national-infertility-awareness-weekThis post is one of many that you will find throughout the week on No Ordinary Homestead about infertility, because this blog has been dedicated to National Infertility Awareness Week (April 24-30). This is being done to raise awareness on behalf of the millions of people, male and female, who have ever been infertile or are considered infertile today. If you or someone you know is dealing with fertility problems, you might enjoy Navigating the Land of IF — you can win a copy here this week.

I was 38 years old when a doctor told me, “You only have one producing follicle, so even using Invitro Fertilization (IVF) you have about a 25 percent chance of conceiving.”

Although this news came as a tremendous shock to us, the impact was amplified by the fact that we had been trying to conceive for more than four years and this was the very first time that I had been pinpointed as the problem. Up until that point, we had been focusing our efforts on trying (and succeeding) to improve my husband’s sperm count. We’d both been through countless tests and, because I’m the kind of person who thinks twice before taking an aspirin, we had opted for alternative therapies, rather than subjecting my body to more invasive treatments. We had been told three years earlier, by a doctor who hadn’t bothered to perform any tests at all, that IVF – at a cost of around $10,000 a cycle – would be our only chance of conception. And now, another doctor who had bothered to do the necessary tests was telling us that the same expensive treatment would give us a mere 1-in-4 chance of conception

We were wrung out.
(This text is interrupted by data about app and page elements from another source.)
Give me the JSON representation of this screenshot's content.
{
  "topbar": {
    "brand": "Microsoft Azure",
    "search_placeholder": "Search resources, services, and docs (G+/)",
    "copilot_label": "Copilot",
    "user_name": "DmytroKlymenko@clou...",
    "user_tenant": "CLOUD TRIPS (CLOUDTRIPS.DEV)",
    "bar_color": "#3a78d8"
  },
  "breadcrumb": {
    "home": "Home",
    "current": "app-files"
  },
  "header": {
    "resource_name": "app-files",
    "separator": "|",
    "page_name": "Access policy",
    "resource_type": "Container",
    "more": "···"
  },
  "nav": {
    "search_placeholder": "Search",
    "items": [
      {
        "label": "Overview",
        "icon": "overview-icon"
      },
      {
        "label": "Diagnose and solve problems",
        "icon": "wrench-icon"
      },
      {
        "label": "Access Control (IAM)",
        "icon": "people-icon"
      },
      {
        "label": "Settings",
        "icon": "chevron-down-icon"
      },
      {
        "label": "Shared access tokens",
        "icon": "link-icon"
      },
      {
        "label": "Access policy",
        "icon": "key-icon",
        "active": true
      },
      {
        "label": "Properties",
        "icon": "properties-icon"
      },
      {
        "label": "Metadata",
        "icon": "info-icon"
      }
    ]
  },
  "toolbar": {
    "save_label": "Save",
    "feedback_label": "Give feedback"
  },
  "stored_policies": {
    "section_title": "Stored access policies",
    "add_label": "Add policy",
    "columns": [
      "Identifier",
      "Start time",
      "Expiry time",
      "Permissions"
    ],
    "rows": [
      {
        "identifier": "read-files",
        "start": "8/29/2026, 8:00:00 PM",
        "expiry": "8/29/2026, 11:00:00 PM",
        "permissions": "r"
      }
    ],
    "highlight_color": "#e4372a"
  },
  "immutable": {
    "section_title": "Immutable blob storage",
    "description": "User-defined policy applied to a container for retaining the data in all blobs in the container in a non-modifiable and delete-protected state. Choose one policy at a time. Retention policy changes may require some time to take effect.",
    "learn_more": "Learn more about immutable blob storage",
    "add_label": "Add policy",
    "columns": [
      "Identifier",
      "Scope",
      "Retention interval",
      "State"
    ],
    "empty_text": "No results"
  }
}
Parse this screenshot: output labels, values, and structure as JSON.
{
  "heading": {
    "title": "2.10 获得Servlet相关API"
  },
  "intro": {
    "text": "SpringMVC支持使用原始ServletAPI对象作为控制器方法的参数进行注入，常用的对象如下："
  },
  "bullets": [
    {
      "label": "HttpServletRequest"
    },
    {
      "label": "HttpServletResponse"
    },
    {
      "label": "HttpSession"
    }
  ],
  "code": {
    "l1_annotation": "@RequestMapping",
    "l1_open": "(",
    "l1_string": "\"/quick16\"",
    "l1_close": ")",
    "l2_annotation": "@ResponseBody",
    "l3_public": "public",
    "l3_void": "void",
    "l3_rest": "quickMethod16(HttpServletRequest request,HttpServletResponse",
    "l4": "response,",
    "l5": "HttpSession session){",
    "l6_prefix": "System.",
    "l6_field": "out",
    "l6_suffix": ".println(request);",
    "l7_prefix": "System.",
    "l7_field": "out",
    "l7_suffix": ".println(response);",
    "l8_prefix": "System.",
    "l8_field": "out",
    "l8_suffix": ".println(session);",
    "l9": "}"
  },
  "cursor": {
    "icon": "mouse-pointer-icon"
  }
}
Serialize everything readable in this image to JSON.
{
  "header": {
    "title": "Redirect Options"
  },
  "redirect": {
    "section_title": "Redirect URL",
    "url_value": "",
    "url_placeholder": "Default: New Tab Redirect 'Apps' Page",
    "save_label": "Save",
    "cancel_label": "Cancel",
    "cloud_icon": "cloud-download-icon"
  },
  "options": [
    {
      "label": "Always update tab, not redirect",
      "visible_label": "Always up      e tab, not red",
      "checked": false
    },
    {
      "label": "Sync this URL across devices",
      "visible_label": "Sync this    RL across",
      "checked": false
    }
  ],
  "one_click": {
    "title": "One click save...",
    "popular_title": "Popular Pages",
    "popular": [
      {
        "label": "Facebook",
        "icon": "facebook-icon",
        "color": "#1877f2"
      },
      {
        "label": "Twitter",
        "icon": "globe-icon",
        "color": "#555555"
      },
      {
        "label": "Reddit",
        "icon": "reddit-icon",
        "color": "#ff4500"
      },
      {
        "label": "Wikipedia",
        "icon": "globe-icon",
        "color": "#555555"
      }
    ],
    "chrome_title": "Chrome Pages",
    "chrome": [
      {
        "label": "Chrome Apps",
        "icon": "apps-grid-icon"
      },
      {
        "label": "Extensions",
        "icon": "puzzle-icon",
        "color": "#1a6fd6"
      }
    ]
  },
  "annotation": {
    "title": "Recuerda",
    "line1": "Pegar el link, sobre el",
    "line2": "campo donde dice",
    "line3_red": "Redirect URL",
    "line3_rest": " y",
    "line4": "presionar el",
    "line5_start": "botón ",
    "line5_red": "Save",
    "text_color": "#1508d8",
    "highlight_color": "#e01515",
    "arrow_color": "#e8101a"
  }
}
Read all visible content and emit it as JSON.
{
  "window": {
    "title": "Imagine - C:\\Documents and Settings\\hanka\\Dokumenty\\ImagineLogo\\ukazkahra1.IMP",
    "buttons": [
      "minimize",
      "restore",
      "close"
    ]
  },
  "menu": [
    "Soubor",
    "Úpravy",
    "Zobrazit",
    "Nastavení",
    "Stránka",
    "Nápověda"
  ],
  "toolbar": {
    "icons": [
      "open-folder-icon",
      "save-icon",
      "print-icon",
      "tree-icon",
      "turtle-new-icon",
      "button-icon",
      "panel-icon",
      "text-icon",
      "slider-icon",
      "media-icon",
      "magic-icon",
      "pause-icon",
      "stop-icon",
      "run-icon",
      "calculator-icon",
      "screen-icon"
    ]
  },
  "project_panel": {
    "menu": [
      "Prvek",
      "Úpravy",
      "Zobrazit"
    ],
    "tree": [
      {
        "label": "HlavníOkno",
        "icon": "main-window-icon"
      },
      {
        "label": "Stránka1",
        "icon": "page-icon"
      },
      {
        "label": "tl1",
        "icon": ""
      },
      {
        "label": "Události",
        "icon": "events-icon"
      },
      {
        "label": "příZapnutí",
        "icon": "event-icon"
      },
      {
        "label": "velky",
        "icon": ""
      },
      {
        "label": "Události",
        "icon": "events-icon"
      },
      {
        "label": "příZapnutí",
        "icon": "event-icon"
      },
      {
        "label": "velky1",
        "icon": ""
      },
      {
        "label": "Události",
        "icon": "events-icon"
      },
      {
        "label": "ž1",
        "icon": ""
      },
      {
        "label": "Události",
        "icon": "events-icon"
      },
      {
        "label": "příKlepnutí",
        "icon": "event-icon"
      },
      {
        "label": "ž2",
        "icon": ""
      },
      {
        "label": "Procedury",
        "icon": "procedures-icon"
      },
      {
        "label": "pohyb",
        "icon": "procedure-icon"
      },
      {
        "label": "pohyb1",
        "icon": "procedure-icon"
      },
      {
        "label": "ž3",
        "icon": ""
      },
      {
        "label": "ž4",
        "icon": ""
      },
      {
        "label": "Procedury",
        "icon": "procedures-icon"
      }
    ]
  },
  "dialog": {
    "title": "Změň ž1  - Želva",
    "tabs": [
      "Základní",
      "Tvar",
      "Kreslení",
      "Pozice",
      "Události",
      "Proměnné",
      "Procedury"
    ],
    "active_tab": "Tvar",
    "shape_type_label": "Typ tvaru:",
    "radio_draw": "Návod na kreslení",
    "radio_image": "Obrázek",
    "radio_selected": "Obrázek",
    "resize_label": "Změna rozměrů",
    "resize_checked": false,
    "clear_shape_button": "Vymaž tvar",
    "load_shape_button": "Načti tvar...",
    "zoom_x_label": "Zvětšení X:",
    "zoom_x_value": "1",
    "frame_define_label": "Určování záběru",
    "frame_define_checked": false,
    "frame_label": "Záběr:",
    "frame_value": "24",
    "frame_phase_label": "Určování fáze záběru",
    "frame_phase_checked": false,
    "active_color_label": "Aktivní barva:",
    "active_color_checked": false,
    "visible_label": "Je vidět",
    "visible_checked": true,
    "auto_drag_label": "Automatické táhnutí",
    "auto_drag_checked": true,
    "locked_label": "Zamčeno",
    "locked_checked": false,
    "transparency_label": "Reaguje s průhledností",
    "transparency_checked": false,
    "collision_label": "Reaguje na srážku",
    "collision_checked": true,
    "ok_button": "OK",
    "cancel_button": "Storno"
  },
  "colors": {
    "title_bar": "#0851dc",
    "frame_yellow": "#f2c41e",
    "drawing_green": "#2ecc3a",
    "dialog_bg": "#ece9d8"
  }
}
Over the course of four years, I had changed from a perfectly rational, 21st-century woman who wanted to share the joy of motherhood with the man I loved, into some kind of deranged lunatic, flying from doctor-to-doctor, combing the internet, and scouring the bookstores, looking for the secret elixir that would untangle the puzzle of my infertility. I was no longer a woman that I recognized, and yet I could not stop my quest. My obsession had changed from a desire to experience motherhood to a refusal to accept failure – the failure of my body to perform a natural human function and the failure of myself as a woman. I was completely lost and out of control

My first glimmer of sanity came from a friend who confided in me that she and her husband had also experienced problems conceiving and had ultimately decided to not pursue parenthood. “We realized that we were already a family, just a family of two,” she told me. I had never considered a life without children as an option, after all, motherhood was what every woman aspired to, wasn’t it? And how could I be whole if I didn’t have children? But when I started looking around at my circle of friends, I saw women I admired living full and happy lives. Finally, my husband and I drew a line in the sand and decided that we would build a life for ourselves that would not include children.

I’d love to tell you that we made that decision and lived happily ever after, but of course, it wasn’t as simple as that. The hunger for motherhood didn’t just disappear, and no matter how logically I argued the case against the other options, there was always a flicker of hope that remained. “What if the next thing we try is the one thing that works? Why don’t we just adopt?” But the problem was, there was always something else to try, another option available, and as long as we kept that light of hope burning, our perfectly good lives and our wonderful marriage just kept drifting by.

It’s been two years now since we decided to live childfree. It’s been a long slow road of acceptance, but I know we made the right decision. Our decision gave us the freedom to move into a new chapter of our lives. We are grandparents now, courtesy of my adult step-daughter; I have time and energy to volunteer in a school program teaching creative writing to 4th and 5th graders; and my husband and I are enjoying the very thing we had sacrificed in our quest for a baby – a happy, fulfilling marriage, together, as a family of two.

About the Author

Lisa Manterfield is the creator of, an online forum that gives a voice to women without children. She is the author of the I’m Taking My Eggs and Going Home: How One Woman Dared to Say No to Motherhood. Her website is